**Problem to work on**
Select, from the material below, each line with "subtitle" in it.

**Exercise materials**
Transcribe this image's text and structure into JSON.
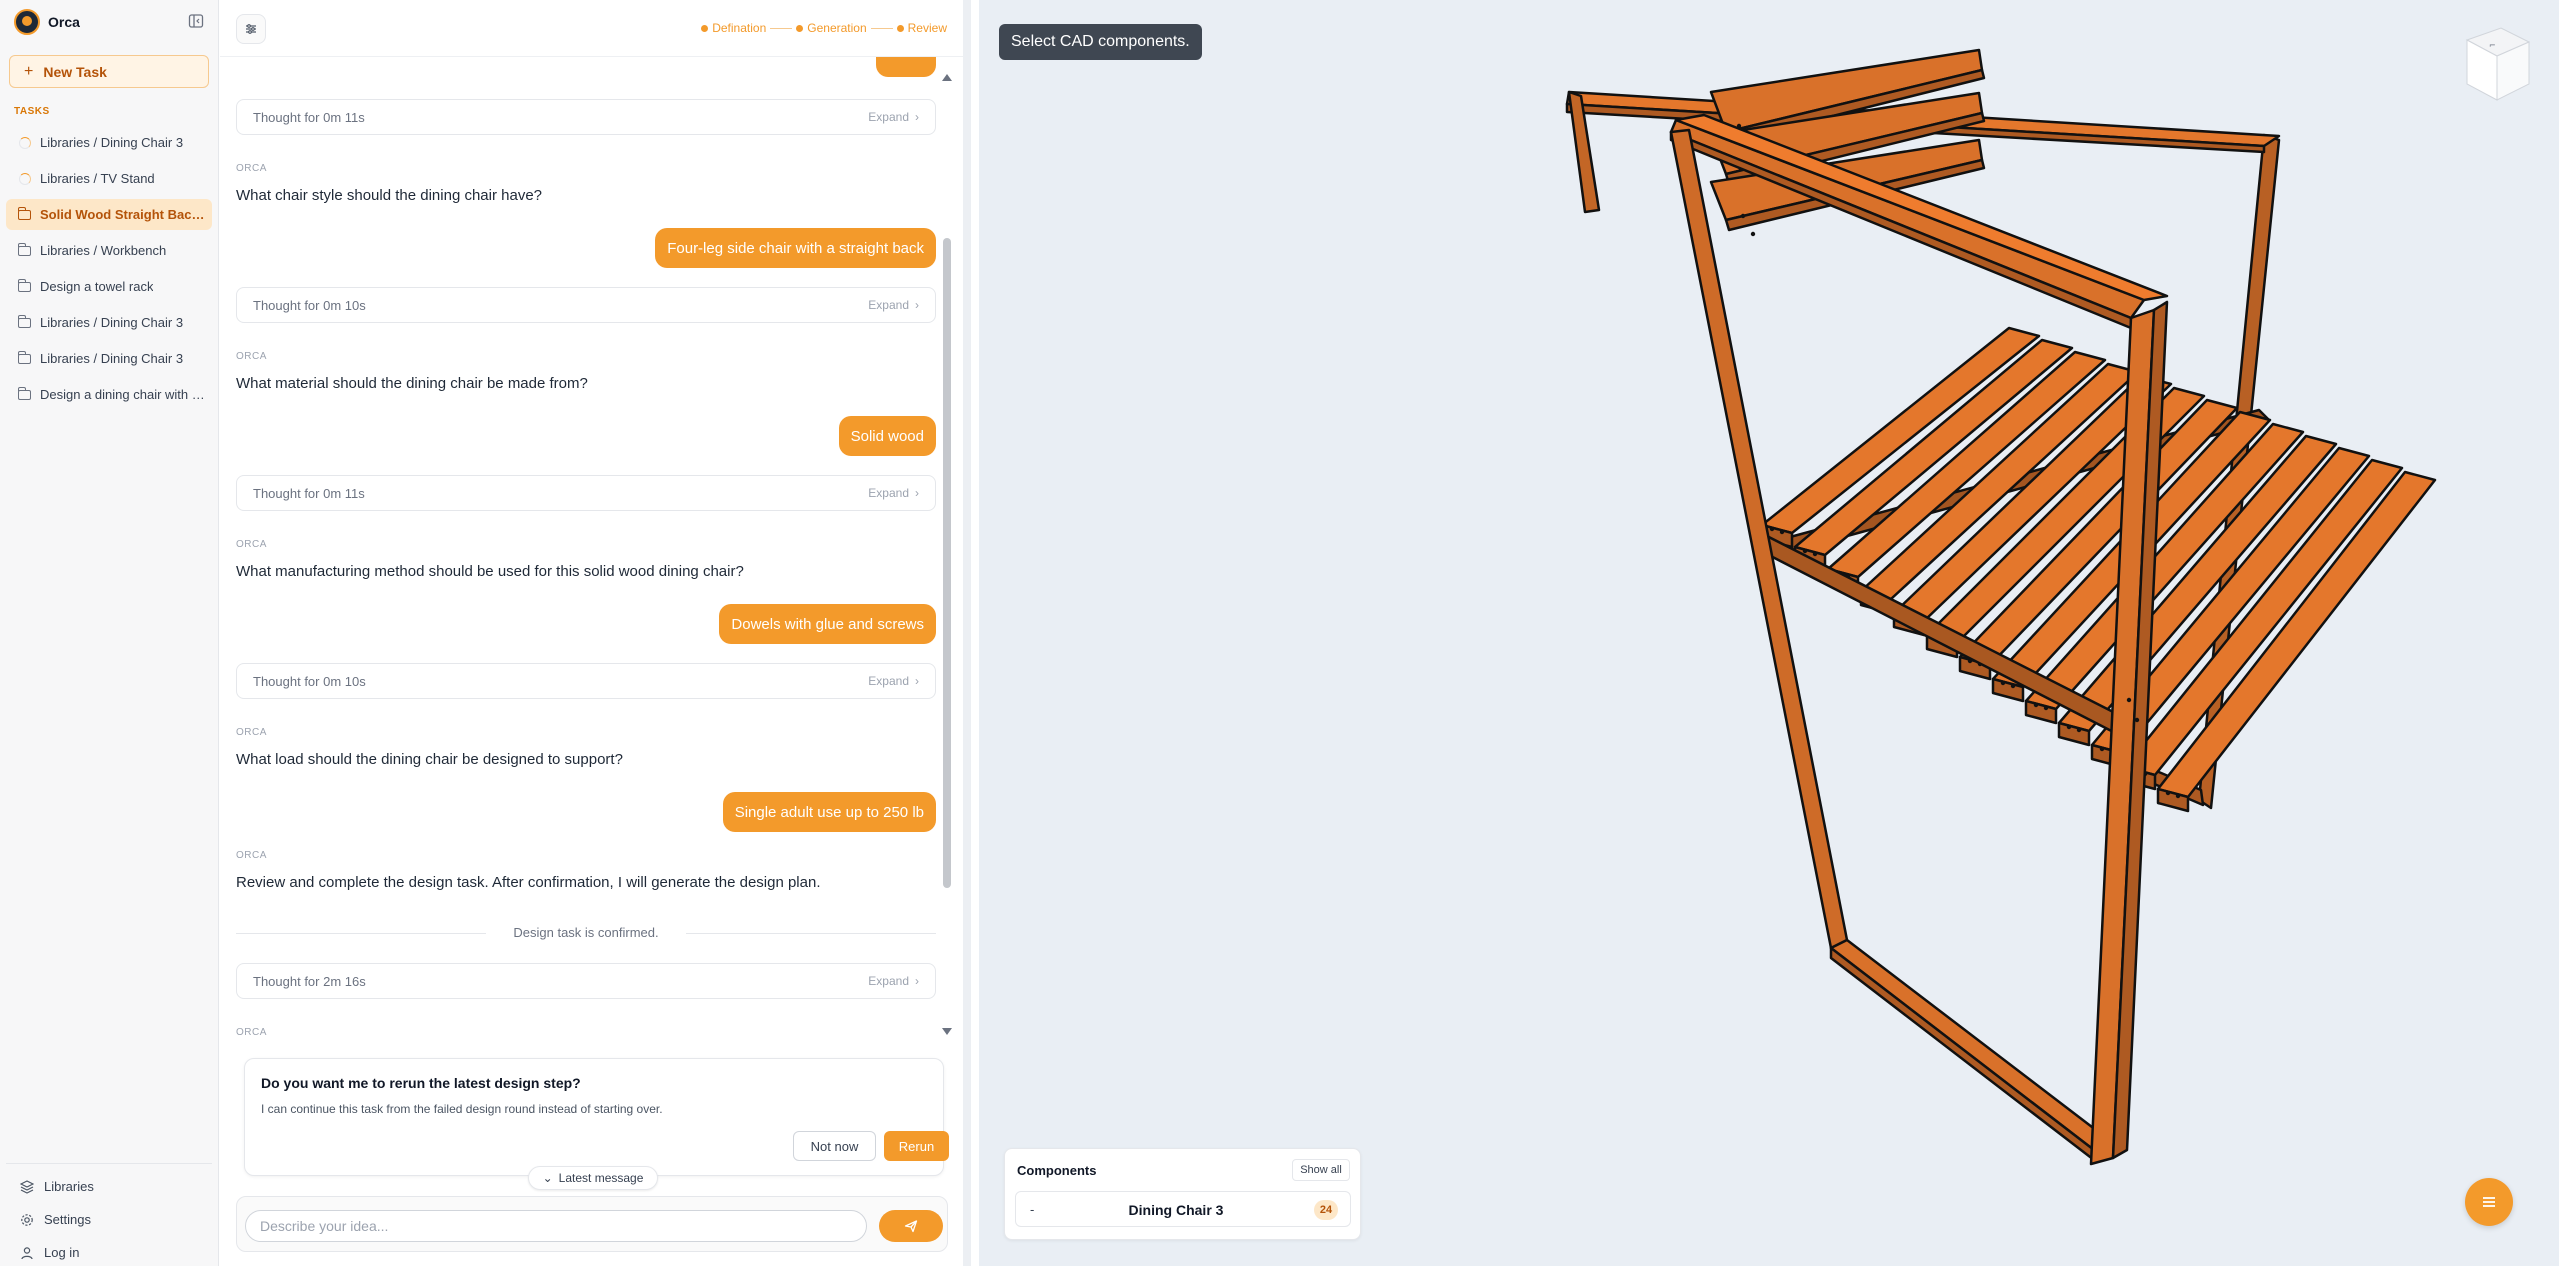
{
  "app": {
    "name": "Orca"
  },
  "sidebar": {
    "new_task_label": "New Task",
    "tasks_title": "TASKS",
    "tasks": [
      {
        "label": "Libraries / Dining Chair 3",
        "icon": "spinner-icon",
        "active": false
      },
      {
        "label": "Libraries / TV Stand",
        "icon": "spinner-icon",
        "active": false
      },
      {
        "label": "Solid Wood Straight Back ...",
        "icon": "folder-icon",
        "active": true
      },
      {
        "label": "Libraries / Workbench",
        "icon": "folder-icon",
        "active": false
      },
      {
        "label": "Design a towel rack",
        "icon": "folder-icon",
        "active": false
      },
      {
        "label": "Libraries / Dining Chair 3",
        "icon": "folder-icon",
        "active": false
      },
      {
        "label": "Libraries / Dining Chair 3",
        "icon": "folder-icon",
        "active": false
      },
      {
        "label": "Design a dining chair with f...",
        "icon": "folder-icon",
        "active": false
      }
    ],
    "bottom": [
      {
        "label": "Libraries",
        "icon": "layers-icon"
      },
      {
        "label": "Settings",
        "icon": "gear-icon"
      },
      {
        "label": "Log in",
        "icon": "user-icon"
      }
    ]
  },
  "chat": {
    "steps": [
      "Defination",
      "Generation",
      "Review"
    ],
    "thoughts": [
      {
        "text": "Thought for 0m 11s",
        "expand": "Expand"
      },
      {
        "text": "Thought for 0m 10s",
        "expand": "Expand"
      },
      {
        "text": "Thought for 0m 11s",
        "expand": "Expand"
      },
      {
        "text": "Thought for 0m 10s",
        "expand": "Expand"
      },
      {
        "text": "Thought for 2m 16s",
        "expand": "Expand"
      }
    ],
    "orca_tag": "ORCA",
    "questions": [
      "What chair style should the dining chair have?",
      "What material should the dining chair be made from?",
      "What manufacturing method should be used for this solid wood dining chair?",
      "What load should the dining chair be designed to support?",
      "Review and complete the design task. After confirmation, I will generate the design plan."
    ],
    "answers": [
      "Four-leg side chair with a straight back",
      "Solid wood",
      "Dowels with glue and screws",
      "Single adult use up to 250 lb"
    ],
    "confirmed": "Design task is confirmed.",
    "rerun": {
      "title": "Do you want me to rerun the latest design step?",
      "description": "I can continue this task from the failed design round instead of starting over.",
      "not_now": "Not now",
      "rerun": "Rerun"
    },
    "latest_message": "Latest message",
    "composer_placeholder": "Describe your idea..."
  },
  "viewport": {
    "tooltip": "Select CAD components.",
    "wood_color": "#d9712a",
    "components": {
      "title": "Components",
      "show_all": "Show all",
      "item_prefix": "-",
      "item_name": "Dining Chair 3",
      "item_count": "24"
    }
  },
  "colors": {
    "accent": "#f39a2b",
    "accent_light": "#fde7c8",
    "accent_text": "#b45309"
  }
}
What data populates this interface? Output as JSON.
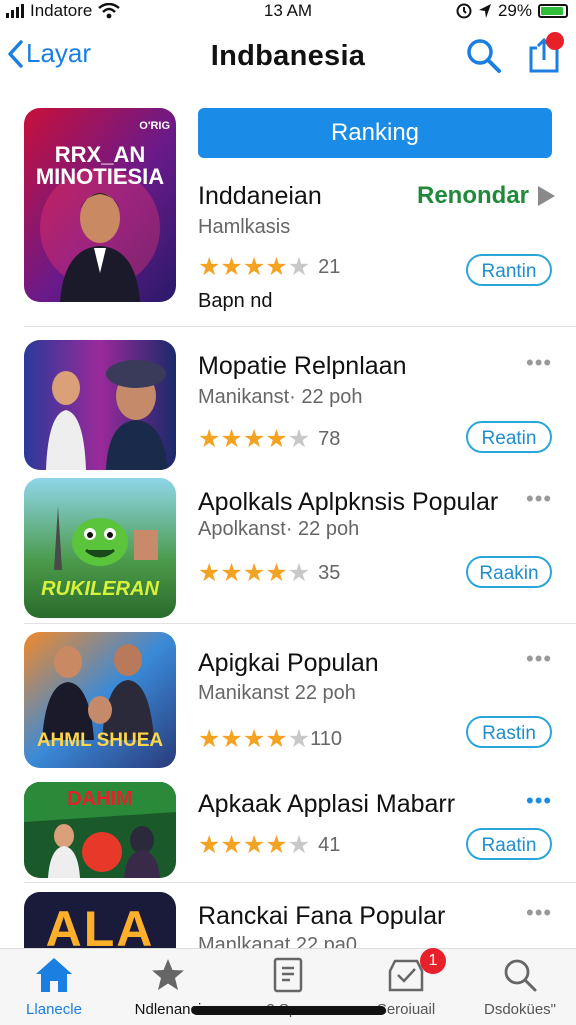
{
  "status": {
    "carrier": "Indatore",
    "time": "13 AM",
    "battery": "29%"
  },
  "nav": {
    "back_label": "Layar",
    "title": "Indbanesia"
  },
  "featured": {
    "thumb_title_line1": "RRX_AN",
    "thumb_title_line2": "MINOTIESIA",
    "thumb_tag": "O'RIG",
    "rank_button": "Ranking",
    "title": "Inddaneian",
    "subtitle": "Hamlkasis",
    "action_label": "Renondar",
    "rating_count": "21",
    "pill_label": "Rantin",
    "extra_text": "Bapn nd",
    "rating_stars": 4
  },
  "apps": [
    {
      "title": "Mopatie Relpnlaan",
      "subtitle": "Manikanst· 22 poh",
      "rating_count": "78",
      "pill_label": "Reatin",
      "rating_stars": 4
    },
    {
      "title": "Apolkals Aplpknsis Popular",
      "subtitle": "Apolkanst· 22 poh",
      "rating_count": "35",
      "pill_label": "Raakin",
      "rating_stars": 4,
      "thumb_text": "RUKILERAN"
    },
    {
      "title": "Apigkai Populan",
      "subtitle": "Manikanst  22 poh",
      "rating_count": "110",
      "pill_label": "Rastin",
      "rating_stars": 4,
      "thumb_text": "AHML SHUEA"
    },
    {
      "title": "Apkaak Applasi Mabarr",
      "rating_count": "41",
      "pill_label": "Raatin",
      "rating_stars": 4,
      "thumb_text": "DAHIM"
    },
    {
      "title": "Ranckai Fana Popular",
      "subtitle": "Manlkanat  22 pa0",
      "thumb_text": "ALA"
    }
  ],
  "tabs": [
    {
      "label": "Llanecle",
      "icon": "home-icon"
    },
    {
      "label": "Ndlenanci",
      "icon": "star-icon"
    },
    {
      "label": "3 Sp...",
      "icon": "document-icon"
    },
    {
      "label": "Seroiuail",
      "icon": "inbox-icon",
      "badge": "1"
    },
    {
      "label": "Dsdokües\"",
      "icon": "search-icon"
    }
  ],
  "colors": {
    "accent": "#1a7fe0",
    "star": "#f3a321",
    "green": "#208a3a",
    "badge": "#e8202a"
  }
}
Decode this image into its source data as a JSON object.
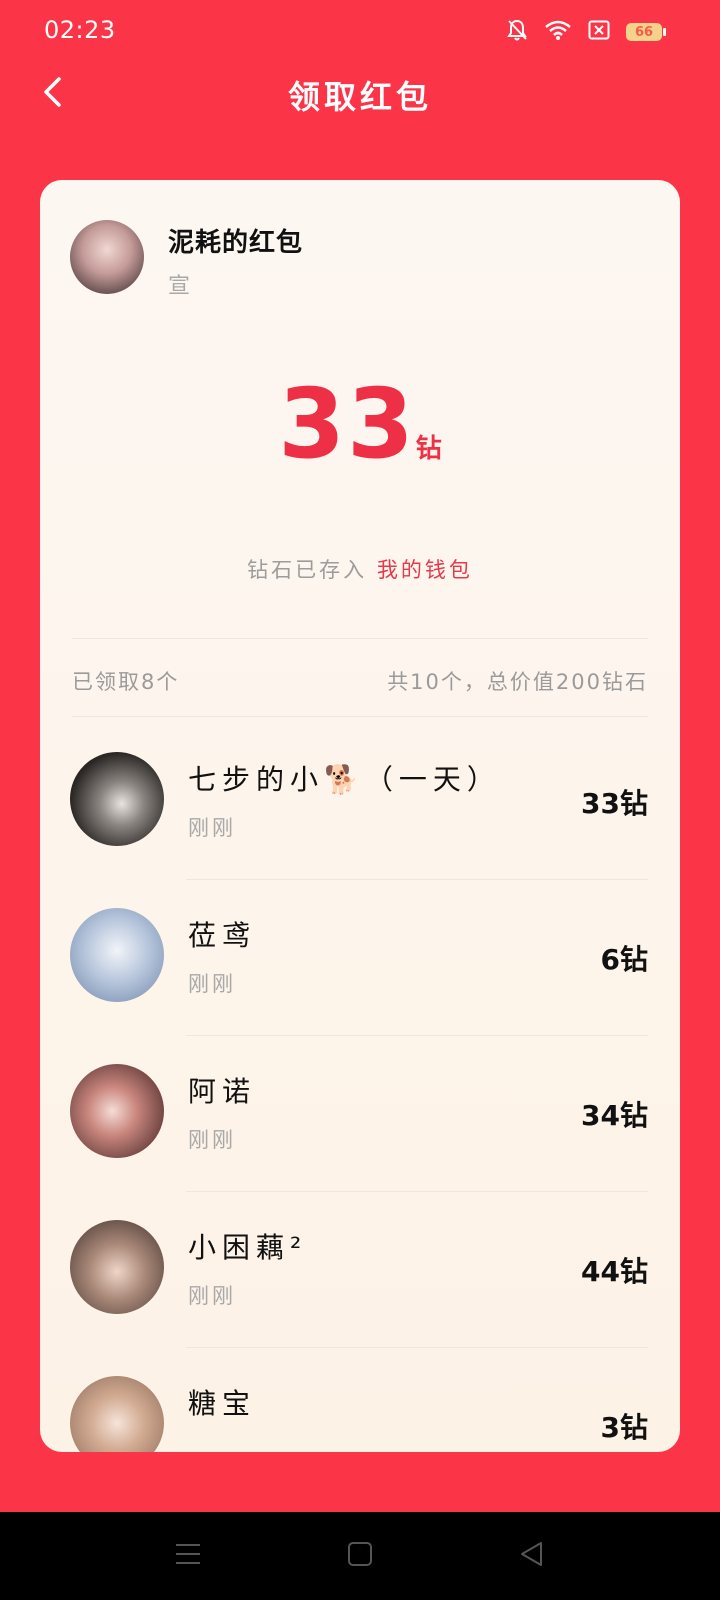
{
  "status_bar": {
    "time": "02:23",
    "battery_level": "66",
    "icons": [
      "bell-muted-icon",
      "wifi-icon",
      "sim-off-icon",
      "battery-icon"
    ]
  },
  "header": {
    "title": "领取红包",
    "back_icon": "chevron-left-icon"
  },
  "sender": {
    "title": "泥耗的红包",
    "subtitle": "宣"
  },
  "amount": {
    "value": "33",
    "unit": "钻"
  },
  "wallet": {
    "text": "钻石已存入",
    "link": "我的钱包"
  },
  "summary": {
    "received": "已领取8个",
    "total": "共10个，总价值200钻石"
  },
  "recipients": [
    {
      "name": "七步的小🐕（一天）",
      "time": "刚刚",
      "amount": "33钻"
    },
    {
      "name": "莅鸢",
      "time": "刚刚",
      "amount": "6钻"
    },
    {
      "name": "阿诺",
      "time": "刚刚",
      "amount": "34钻"
    },
    {
      "name": "小困藕²",
      "time": "刚刚",
      "amount": "44钻"
    },
    {
      "name": "糖宝",
      "time": "",
      "amount": "3钻"
    }
  ],
  "colors": {
    "background": "#fb3447",
    "card": "#fdf5ed",
    "accent": "#ee3046"
  },
  "system_nav": {
    "icons": [
      "menu-icon",
      "home-icon",
      "back-triangle-icon"
    ]
  }
}
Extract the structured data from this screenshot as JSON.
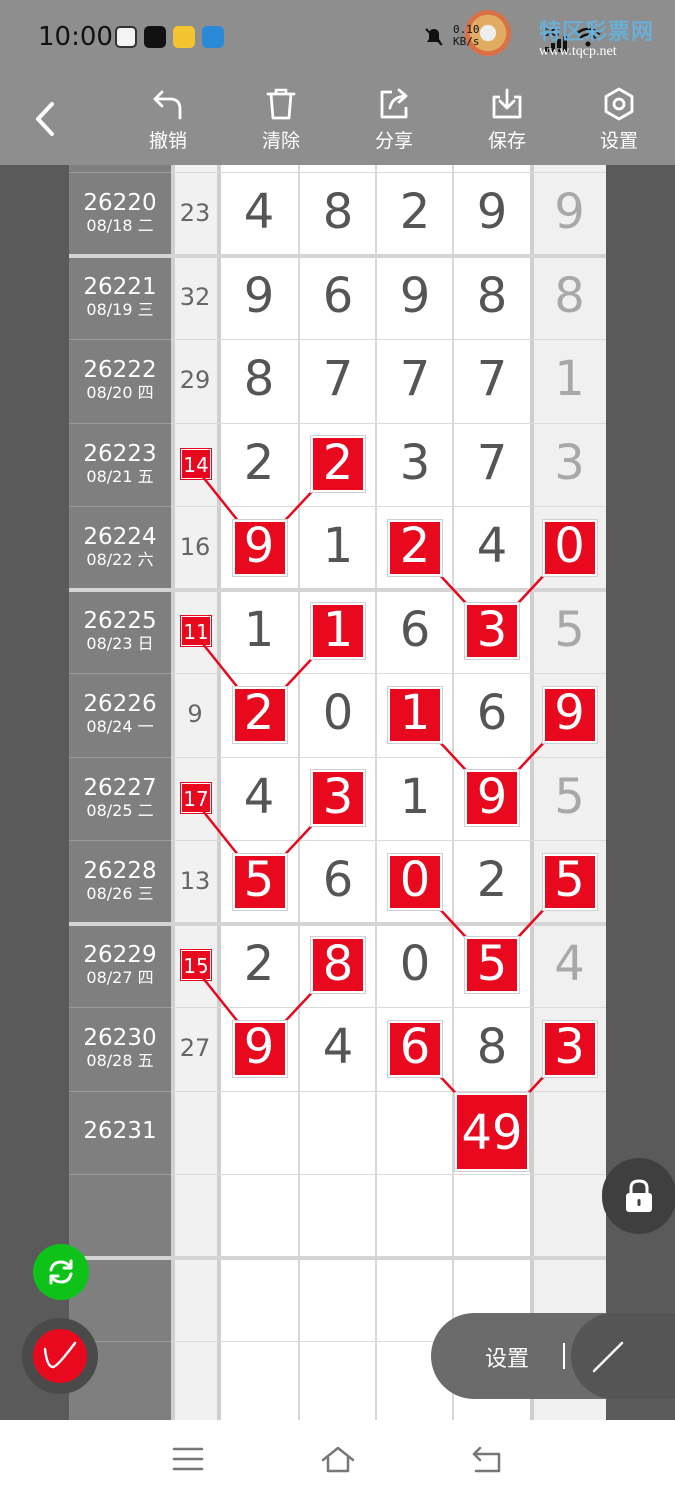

**Output**
    "subtitle": "Hamlkasis",
      "subtitle": "Manikanst· 22 poh",
      "subtitle": "Apolkanst· 22 poh",
      "subtitle": "Manikanst  22 poh",
      "subtitle": "Manlkanat  22 pa0",
    "subtitle": "宣"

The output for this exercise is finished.